Methods: The current study was conducted among a sample of 5,219 school-based coaches in one large, Midwestern state. A majority of participants were male (88%), White (89%), and had over ten years of coaching experience (64%). Coaches reported working with student-athletes participating in over 30 different sports. Moreover, 25% of coaches were teachers or school staff. Meanwhile, 75% of coaches were non-school employees. Participants completed a self-report cross-sectional survey assessing their confidence levels, participation in past coach trainings, and future training interests across four key areas: (a) coaching sport skills, techniques, and tactics; (b) creating a positive youth sport environment (i.e., promoting sportspersonship, teamwork); (c) utilizing sport psychology principles (i.e., mindfulness, mental imagery); and (d) responding to youth’s social-emotional needs (i.e., addressing mental health, identifying off the field stressors).
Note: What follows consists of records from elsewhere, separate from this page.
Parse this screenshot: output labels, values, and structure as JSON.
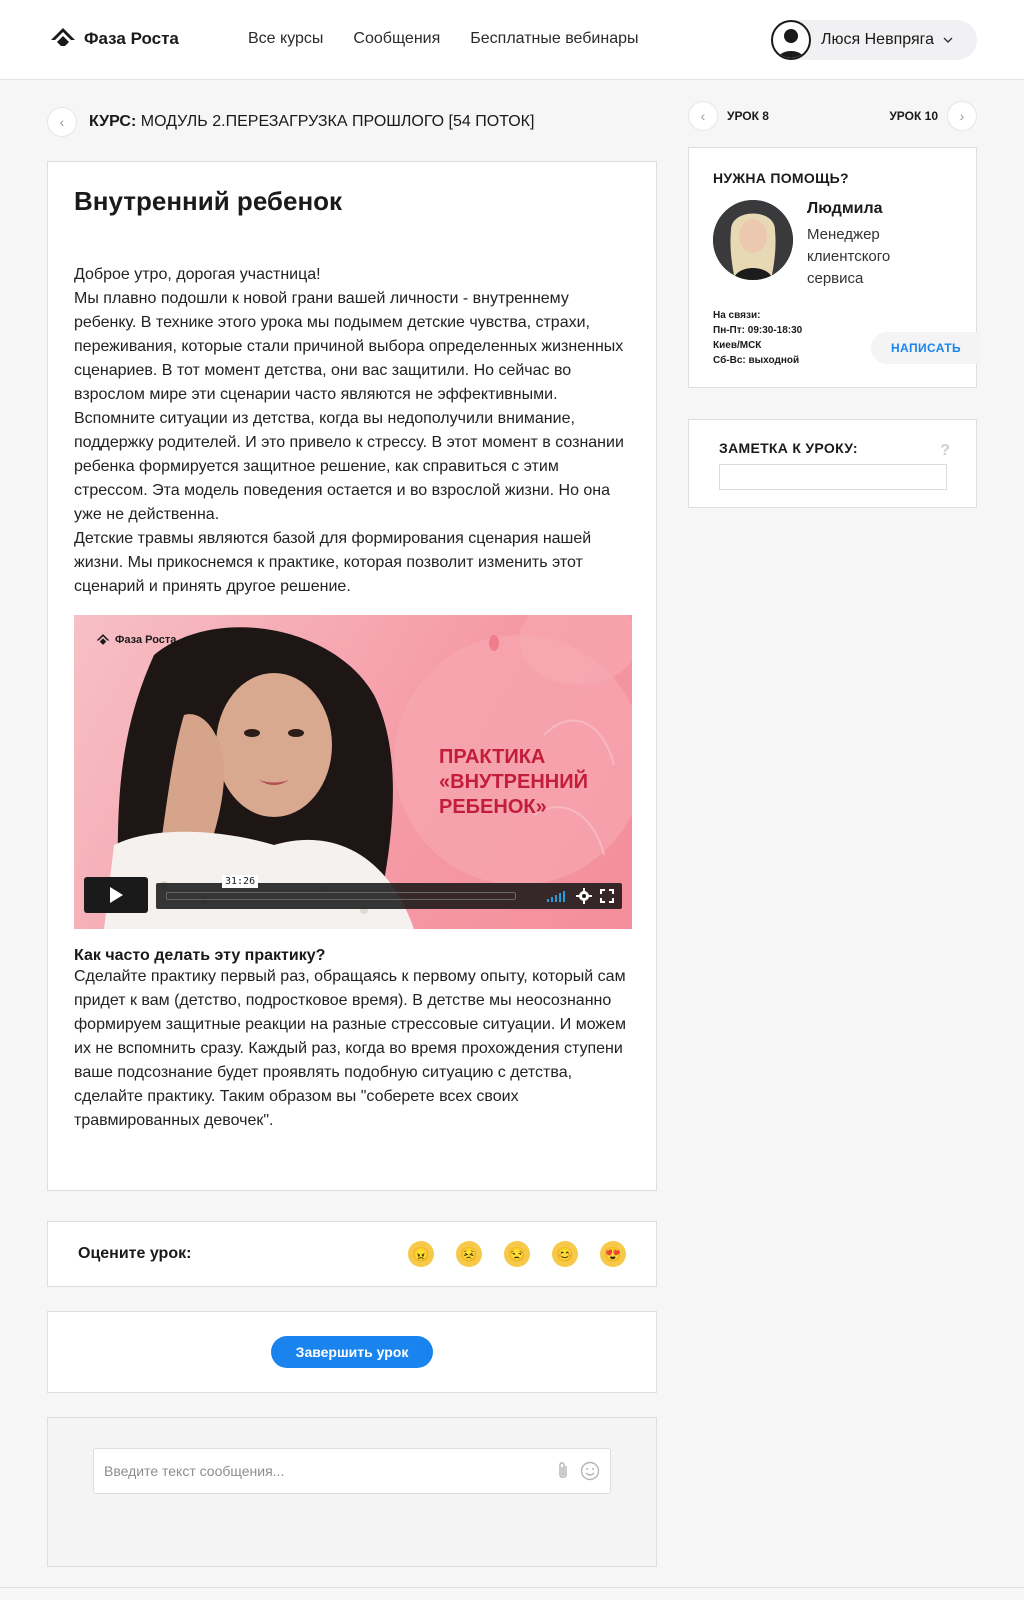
{
  "brand": {
    "name": "Фаза Роста"
  },
  "nav": {
    "items": [
      "Все курсы",
      "Сообщения",
      "Бесплатные вебинары"
    ]
  },
  "user": {
    "name": "Люся Невпряга"
  },
  "breadcrumb": {
    "prefix": "КУРС:",
    "course": "МОДУЛЬ 2.ПЕРЕЗАГРУЗКА ПРОШЛОГО [54 ПОТОК]"
  },
  "lesson": {
    "title": "Внутренний ребенок",
    "paragraphs": [
      "Доброе утро, дорогая участница!",
      "Мы плавно подошли к новой грани вашей личности - внутреннему ребенку. В технике этого урока мы подымем детские чувства, страхи, переживания, которые стали причиной выбора определенных жизненных сценариев. В тот момент детства, они вас защитили. Но сейчас во взрослом мире эти сценарии часто являются не эффективными.",
      "Вспомните ситуации из детства, когда вы недополучили внимание, поддержку родителей. И это привело к стрессу. В этот момент в сознании ребенка формируется защитное решение, как справиться с этим стрессом. Эта модель поведения остается и во взрослой жизни. Но она уже не действенна.",
      "Детские травмы являются базой для формирования сценария нашей жизни. Мы прикоснемся к практике, которая позволит изменить этот сценарий и принять другое решение."
    ],
    "video": {
      "brand": "Фаза Роста",
      "title_lines": [
        "ПРАКТИКА",
        "«ВНУТРЕННИЙ",
        "РЕБЕНОК»"
      ],
      "duration": "31:26"
    },
    "practice_heading": "Как часто делать эту практику?",
    "practice_text": "Сделайте практику первый раз, обращаясь к первому опыту, который сам придет к вам (детство, подростковое время). В детстве мы неосознанно формируем защитные реакции на разные стрессовые ситуации. И можем их не вспомнить сразу. Каждый раз, когда во время прохождения ступени ваше подсознание будет проявлять подобную ситуацию с детства, сделайте практику. Таким образом вы \"соберете всех своих травмированных девочек\"."
  },
  "rating": {
    "label": "Оцените урок:",
    "emojis": [
      "😠",
      "😣",
      "😒",
      "😊",
      "😍"
    ]
  },
  "complete": {
    "label": "Завершить урок"
  },
  "message": {
    "placeholder": "Введите текст сообщения..."
  },
  "lesson_nav": {
    "prev": "УРОК 8",
    "next": "УРОК 10"
  },
  "help": {
    "title": "НУЖНА ПОМОЩЬ?",
    "manager_name": "Людмила",
    "manager_role": "Менеджер клиентского сервиса",
    "hours": [
      "На связи:",
      "Пн-Пт: 09:30-18:30",
      "Киев/МСК",
      "Сб-Вс: выходной"
    ],
    "write_label": "НАПИСАТЬ"
  },
  "note": {
    "title": "ЗАМЕТКА К УРОКУ:",
    "help_icon": "?"
  },
  "colors": {
    "accent": "#1a84ee",
    "video_title": "#c21e3a",
    "video_bg": "#f59aa5"
  }
}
Results: Overall, preliminary analyses indicate coaches reported feeling confident (75% to 87% agreed or strongly agreed) in their ability to coach sport skills, techniques, and tactics and create a positive youth sport environment. Comparably, most of our sample reported past participation in training focused on teaching sport skills, promoting sportspersonship, and developing athletes into leaders. In contrast, coaches reported feeling less confident (51% to 64% agreed or strongly agreed) in their ability to utilize sport psychology principles and support student-athlete mental health. Coaches also reported a high interest in training focused on mental health, mindfulness, performance anxiety, and creating an inclusive team culture.
Conclusion and Implications: Given mass participation rates and universal appeal, the potential for school-based sport to impact child and adolescent health and well-being is vast. However, positive experiences in sport often are dependent on interactions with coaches. Given on-going and persist mental health needs in schools, this presentation will summarize findings from our state-wide survey of sport coaches and describe how results informed the development of eight “Coach Beyond” training modules. In addition, we will discuss the importance of these results for improving the youth sport environment and distill ways social workers can help meet the needs of youth sport coaches via training and professional development activities, as well as strengthening linkage and referral systems among schools, mental health services, and school-based sport.